There are two main divergence trades: the bullish divergence and the bearish divergence.

The bullish divergence trade is when the RSI is making higher lows, and the actual price is still making lower lows.

There are several variations on this, but the higher low/lower low is the most basic setup.

The bearish divergence is the inverse of the bullish trade.

For the bearish divergence, you are looking for the price to be making a higher high and the RSI to be making a lower higher.

This is when you will start looking to short the instrument.

While these divergences are very popular, another way to use the RSI is an oscillator looking for overbought or oversold conditions.

## What Is Considered Overbought and Oversold?

Another common way to utilize the RSI in trading is to use it as an oscillator when the price is in an overbought or oversold condition.

Price is considered overbought when the RSI displays a reading of over 70.

Conversely, it is considered oversold when it reads below 30.

A possible way to trade the overbought/oversold condition is to start looking for longs when RSI reads below 30 and start looking for shorts/selling once it is over 70.

A note on this trading style, though, while divergences can be fairly stable when combined with a complete trade plan, an indicator can remain overbought/oversold for a nearly indefinite period of time.

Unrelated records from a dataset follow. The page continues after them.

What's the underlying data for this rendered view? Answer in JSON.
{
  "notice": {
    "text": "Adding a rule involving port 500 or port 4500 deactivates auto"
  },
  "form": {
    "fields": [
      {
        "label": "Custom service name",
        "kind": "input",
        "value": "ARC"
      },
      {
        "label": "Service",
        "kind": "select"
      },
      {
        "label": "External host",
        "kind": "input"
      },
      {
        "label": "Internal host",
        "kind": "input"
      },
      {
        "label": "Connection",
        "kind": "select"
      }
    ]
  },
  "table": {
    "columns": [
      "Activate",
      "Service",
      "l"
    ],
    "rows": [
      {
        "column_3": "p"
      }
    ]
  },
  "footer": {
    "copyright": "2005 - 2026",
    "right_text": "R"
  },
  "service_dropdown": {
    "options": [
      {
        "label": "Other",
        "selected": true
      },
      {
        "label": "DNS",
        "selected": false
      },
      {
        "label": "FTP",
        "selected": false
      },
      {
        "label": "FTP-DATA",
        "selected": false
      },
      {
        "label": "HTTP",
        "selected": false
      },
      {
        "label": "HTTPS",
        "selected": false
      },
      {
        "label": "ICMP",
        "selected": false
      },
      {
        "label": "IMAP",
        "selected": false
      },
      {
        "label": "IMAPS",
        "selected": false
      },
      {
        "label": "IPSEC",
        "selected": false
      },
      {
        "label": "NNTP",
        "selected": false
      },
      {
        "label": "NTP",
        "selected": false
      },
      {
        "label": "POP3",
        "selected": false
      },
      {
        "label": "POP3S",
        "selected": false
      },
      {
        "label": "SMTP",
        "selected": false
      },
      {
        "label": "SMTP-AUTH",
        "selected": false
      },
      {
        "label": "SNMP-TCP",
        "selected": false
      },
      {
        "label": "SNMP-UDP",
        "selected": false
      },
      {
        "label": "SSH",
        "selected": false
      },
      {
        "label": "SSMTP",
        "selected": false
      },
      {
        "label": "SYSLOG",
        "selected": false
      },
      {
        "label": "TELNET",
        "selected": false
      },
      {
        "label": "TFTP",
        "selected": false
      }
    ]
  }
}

So overbought and oversold should not be the only qualification for entering into a trade.

## Difference Between RSI and MACD

The RSI provides a lot of potential trading opportunities, but it is often discussed in the same breath as the MACD.

And while both provide plenty of trading opportunities, there are significant differences between them.

The RSI measures the Relative strength of a stock by measuring the up days vs. the down days.

The MACD, which stands for Moving Average Convergence Divergence, is often used to measure trends and is calculated by subtracting the 26-period EMA from the 12-period EMA.

This allows the MACD to always shift around a zero line to show the prevalent trend and is one of the largest differences between the MACD and the RSI.

There are then two moving averages often overlaid on the MACD calculation itself, giving the user the entry and exit signals and giving the MACD a look that is so popular.

Disclaimer: The information above is for educational purposes only and should not be treated as investment advice. The strategy presented would not be suitable for investors who are not familiar with exchange traded options. Any readers interested in this strategy should do their own research and seek advice from a licensed financial adviser.